BIRLINN, the publisher behind Alexander McCall Smith's successful No 1 Ladies' Detective Agency series, has become the biggest creator of Scottish interest books by snapping up Edinburgh rival Mercat Press.
The deal, signed on Friday evening for an undisclosed sum, gives Birlinn more than a 1,000 Scottish titles in print, making it the largest publisher of Scottish interest material. Birlinn's managing director Hugh Andrew said it was a major step towards creating a very strong force in Scotland representing local interests.
He said: "It was something I thought was an obvious match for a long time. It is a very similar list to Birlinn's in many ways and the author list is very compatible with ours.

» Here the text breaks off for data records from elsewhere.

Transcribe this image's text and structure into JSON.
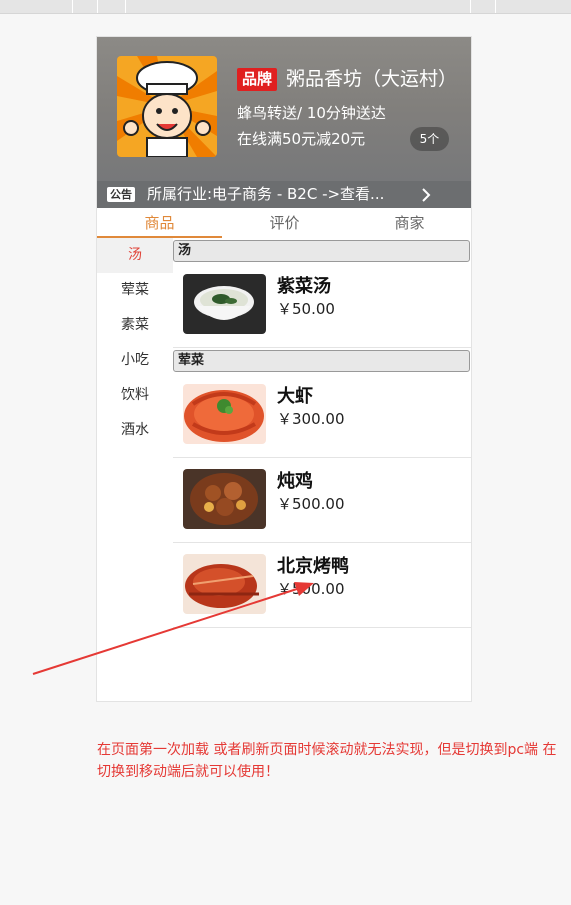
{
  "header": {
    "brand_badge": "品牌",
    "shop_name": "粥品香坊（大运村）",
    "delivery": "蜂鸟转送/ 10分钟送达",
    "promo": "在线满50元减20元",
    "promo_count": "5个"
  },
  "notice": {
    "tag": "公告",
    "text": "所属行业:电子商务 - B2C ->查看..."
  },
  "tabs": [
    {
      "label": "商品"
    },
    {
      "label": "评价"
    },
    {
      "label": "商家"
    }
  ],
  "sidebar": {
    "items": [
      {
        "label": "汤"
      },
      {
        "label": "荤菜"
      },
      {
        "label": "素菜"
      },
      {
        "label": "小吃"
      },
      {
        "label": "饮料"
      },
      {
        "label": "酒水"
      }
    ]
  },
  "sections": [
    {
      "title": "汤",
      "items": [
        {
          "name": "紫菜汤",
          "price": "￥50.00"
        }
      ]
    },
    {
      "title": "荤菜",
      "items": [
        {
          "name": "大虾",
          "price": "￥300.00"
        },
        {
          "name": "炖鸡",
          "price": "￥500.00"
        },
        {
          "name": "北京烤鸭",
          "price": "￥500.00"
        }
      ]
    }
  ],
  "note": "在页面第一次加载 或者刷新页面时候滚动就无法实现，但是切换到pc端 在切换到移动端后就可以使用！",
  "colors": {
    "accent": "#e0893a",
    "active_side": "#e0453a",
    "note_red": "#e53935",
    "badge_red": "#e02020"
  }
}
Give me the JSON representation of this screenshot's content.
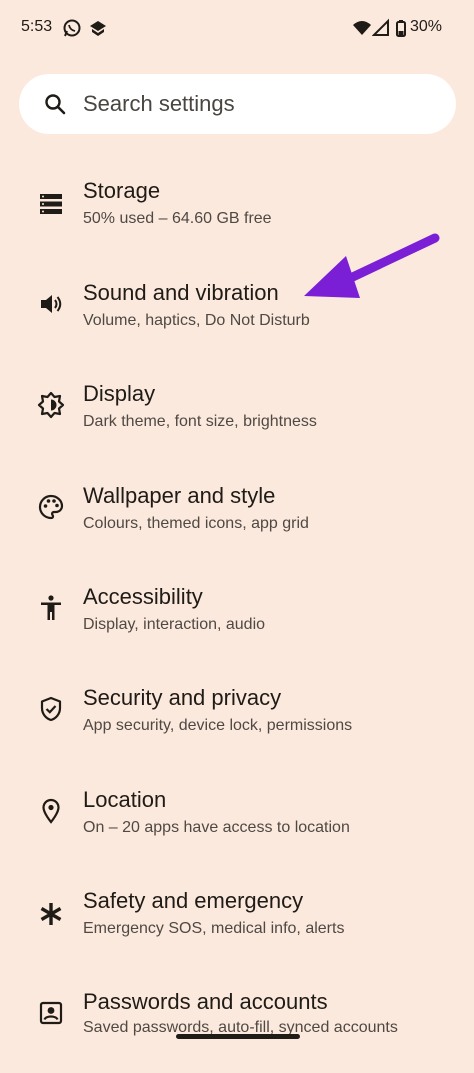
{
  "status_bar": {
    "time": "5:53",
    "battery_percent": "30%",
    "icons": [
      "whatsapp-icon",
      "app-notification-icon",
      "wifi-icon",
      "signal-icon",
      "battery-icon"
    ]
  },
  "search": {
    "placeholder": "Search settings"
  },
  "settings": [
    {
      "icon": "storage-icon",
      "title": "Storage",
      "subtitle": "50% used – 64.60 GB free"
    },
    {
      "icon": "volume-icon",
      "title": "Sound and vibration",
      "subtitle": "Volume, haptics, Do Not Disturb"
    },
    {
      "icon": "brightness-icon",
      "title": "Display",
      "subtitle": "Dark theme, font size, brightness"
    },
    {
      "icon": "palette-icon",
      "title": "Wallpaper and style",
      "subtitle": "Colours, themed icons, app grid"
    },
    {
      "icon": "accessibility-icon",
      "title": "Accessibility",
      "subtitle": "Display, interaction, audio"
    },
    {
      "icon": "shield-icon",
      "title": "Security and privacy",
      "subtitle": "App security, device lock, permissions"
    },
    {
      "icon": "location-pin-icon",
      "title": "Location",
      "subtitle": "On – 20 apps have access to location"
    },
    {
      "icon": "asterisk-icon",
      "title": "Safety and emergency",
      "subtitle": "Emergency SOS, medical info, alerts"
    },
    {
      "icon": "account-box-icon",
      "title": "Passwords and accounts",
      "subtitle": "Saved passwords, auto-fill, synced accounts"
    }
  ],
  "colors": {
    "background": "#fce9dd",
    "arrow": "#7a1fd6",
    "text": "#1f1b16"
  }
}
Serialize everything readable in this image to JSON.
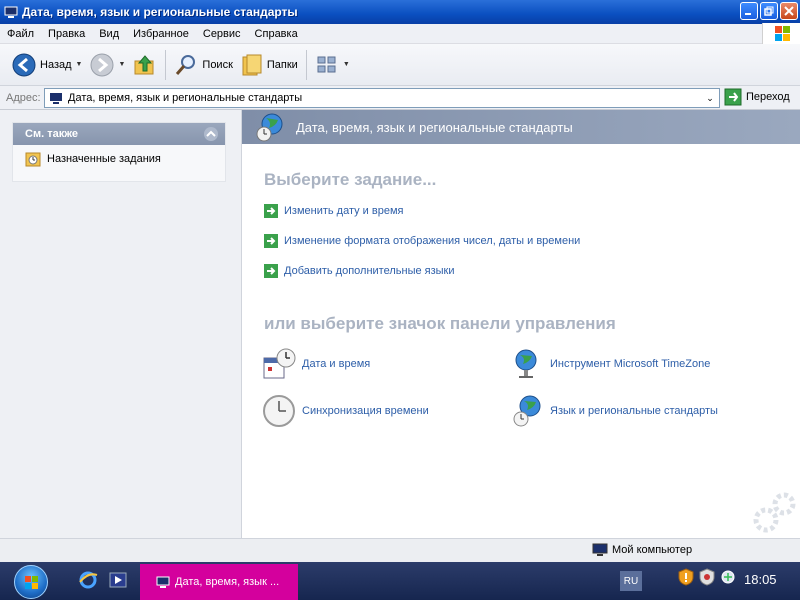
{
  "window": {
    "title": "Дата, время, язык и региональные стандарты"
  },
  "menubar": {
    "items": [
      "Файл",
      "Правка",
      "Вид",
      "Избранное",
      "Сервис",
      "Справка"
    ]
  },
  "toolbar": {
    "back_label": "Назад",
    "search_label": "Поиск",
    "folders_label": "Папки"
  },
  "addressbar": {
    "label": "Адрес:",
    "value": "Дата, время, язык и региональные стандарты",
    "go_label": "Переход"
  },
  "left_pane": {
    "see_also_title": "См. также",
    "see_also_items": [
      "Назначенные задания"
    ]
  },
  "right_pane": {
    "header": "Дата, время, язык и региональные стандарты",
    "pick_task_title": "Выберите задание...",
    "tasks": [
      "Изменить дату и время",
      "Изменение формата отображения чисел, даты и времени",
      "Добавить дополнительные языки"
    ],
    "pick_icon_title": "или выберите значок панели управления",
    "icons": [
      {
        "label": "Дата и время",
        "icon": "calendar-clock-icon"
      },
      {
        "label": "Инструмент Microsoft TimeZone",
        "icon": "globe-mic-icon"
      },
      {
        "label": "Синхронизация времени",
        "icon": "clock-icon"
      },
      {
        "label": "Язык и региональные стандарты",
        "icon": "globe-clock-icon"
      }
    ]
  },
  "statusbar": {
    "zone": "Мой компьютер"
  },
  "taskbar": {
    "window_button": "Дата, время, язык ...",
    "language": "RU",
    "clock": "18:05"
  },
  "colors": {
    "link": "#2d5ea8",
    "section_title": "#aab3c2",
    "header_band": "#8795ad",
    "taskbar_button": "#d4009d"
  }
}
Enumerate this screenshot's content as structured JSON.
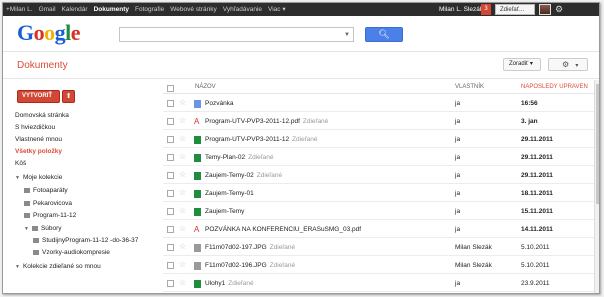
{
  "topbar": {
    "nav": [
      "+Milan L.",
      "Gmail",
      "Kalendár",
      "Dokumenty",
      "Fotografie",
      "Webové stránky",
      "Vyhľadávanie",
      "Viac ▾"
    ],
    "active_index": 3,
    "user": "Milan L. Slezák",
    "notifications": "3",
    "share": "Zdieľať..."
  },
  "logo": {
    "letters": [
      "G",
      "o",
      "o",
      "g",
      "l",
      "e"
    ]
  },
  "header": {
    "title": "Dokumenty"
  },
  "toolbar": {
    "sort": "Zoradiť ▾",
    "settings_arrow": "▾"
  },
  "sidebar": {
    "create": "VYTVORIŤ",
    "upload_icon": "upload-icon",
    "items": [
      {
        "label": "Domovská stránka",
        "kind": "link"
      },
      {
        "label": "S hviezdičkou",
        "kind": "link"
      },
      {
        "label": "Vlastnené mnou",
        "kind": "link"
      },
      {
        "label": "Všetky položky",
        "kind": "active"
      },
      {
        "label": "Kôš",
        "kind": "link"
      },
      {
        "label": "Moje kolekcie",
        "kind": "tree"
      },
      {
        "label": "Fotoaparáty",
        "kind": "folder",
        "indent": 1
      },
      {
        "label": "Pekarovicova",
        "kind": "folder",
        "indent": 1
      },
      {
        "label": "Program-11-12",
        "kind": "folder",
        "indent": 1
      },
      {
        "label": "Súbory",
        "kind": "tree-folder",
        "indent": 1
      },
      {
        "label": "StudijnyProgram-11-12 -do-36-37",
        "kind": "folder",
        "indent": 2
      },
      {
        "label": "Vzorky-audiokompresie",
        "kind": "folder",
        "indent": 2
      },
      {
        "label": "Kolekcie zdieľané so mnou",
        "kind": "tree"
      }
    ]
  },
  "table": {
    "headers": {
      "name": "NÁZOV",
      "owner": "VLASTNÍK",
      "modified": "NAPOSLEDY UPRAVEN"
    },
    "rows": [
      {
        "icon": "doc",
        "name": "Pozvánka",
        "shared": "",
        "owner": "ja",
        "mod": "16:56",
        "mod_unit": "ja",
        "bold": true
      },
      {
        "icon": "pdf",
        "name": "Program-UTV-PVP3-2011-12.pdf",
        "shared": "Zdieľané",
        "owner": "ja",
        "mod": "3. jan",
        "mod_unit": "ja",
        "bold": true
      },
      {
        "icon": "sheet",
        "name": "Program-UTV-PVP3-2011-12",
        "shared": "Zdieľané",
        "owner": "ja",
        "mod": "29.11.2011",
        "mod_unit": "ja",
        "bold": true
      },
      {
        "icon": "sheet",
        "name": "Temy-Plan-02",
        "shared": "Zdieľané",
        "owner": "ja",
        "mod": "29.11.2011",
        "mod_unit": "ja",
        "bold": true
      },
      {
        "icon": "sheet",
        "name": "Zaujem-Temy-02",
        "shared": "Zdieľané",
        "owner": "ja",
        "mod": "29.11.2011",
        "mod_unit": "ja",
        "bold": true
      },
      {
        "icon": "sheet",
        "name": "Zaujem-Temy-01",
        "shared": "",
        "owner": "ja",
        "mod": "18.11.2011",
        "mod_unit": "ja",
        "bold": true
      },
      {
        "icon": "sheet",
        "name": "Zaujem-Temy",
        "shared": "",
        "owner": "ja",
        "mod": "15.11.2011",
        "mod_unit": "ja",
        "bold": true
      },
      {
        "icon": "pdf",
        "name": "POZVÁNKA NA KONFERENCIU_ERASuSMG_03.pdf",
        "shared": "",
        "owner": "ja",
        "mod": "14.11.2011",
        "mod_unit": "ja",
        "bold": true
      },
      {
        "icon": "img",
        "name": "F11m07d02-197.JPG",
        "shared": "Zdieľané",
        "owner": "Milan Slezák",
        "mod": "5.10.2011",
        "mod_unit": "Milan Slezák",
        "bold": false
      },
      {
        "icon": "img",
        "name": "F11m07d02-196.JPG",
        "shared": "Zdieľané",
        "owner": "Milan Slezák",
        "mod": "5.10.2011",
        "mod_unit": "Milan Slezák",
        "bold": false
      },
      {
        "icon": "sheet",
        "name": "Ulohy1",
        "shared": "Zdieľané",
        "owner": "ja",
        "mod": "23.9.2011",
        "mod_unit": "ja",
        "bold": false
      }
    ]
  }
}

"So there is a lot of synergy between the two companies and my absolute passionate belief is that if Scotland is to compete in the world of publishing it needs to create a critical mass and it's not actually had that critical mass. It is only by doing this can we survive.
"We have already seen this week the closure of Fopp, so it's not easy and we have taken plenty of knocks but we are still here."
Mercat Press was founded in 1970 as part of the former bookselling chain James Thin. It became an independent company in April 2002. Its relatively small team has successfully published in the areas of fiction, architecture, heritage and guides, including the publication of the crime writer Gillian Galbraith.
Birlinn is now part of a coterie of Edinburgh-based publishers including Canongate, Mainstream and Black and White that are building an international reputation for Scottish publishing.
The company bought the Polygon imprint in 2002, acquiring the publisher of the No 1 Ladies' Detective Agency series just as it exploded into a huge international success. In the 1980s, Polygon, then owned by the Edinburgh University Student Association, published first or early novels by major Scottish writers, including Ian Rankin, James Kelman and Janice Galloway.
The phenomenal global popularity of Alexander McCall Smith has been compared to the success of Yann Martel's Booker prize-winner Life Of Pi, which helped fellow Scottish publisher Canongate turn the corner.
With sales topping five million in English, detective Precious Ramotswe is fast becoming to McCall Smith what Harry Potter is to JK Rowling and Inspector Rebus is to Ian Rankin. McCall Smith's sales have also helped push Birlinn's annual turnover to the 2m mark.
In 2004 the publisher hit the headlines when it announced it was ordering an initial run of 101,000 for McCall Smith's In The Company Of Cheerful Ladies, said to be a Scottish record.
But there have been other successes for the publishing house. Last year it published Calum's Road, the story of a Raasay crofter who built his own road when no one else would. It has sold more than 12,000 copies. Written by Roger Hutchinson, it has sold largely through word of mouth, and Andrew claims it will become a minor classic.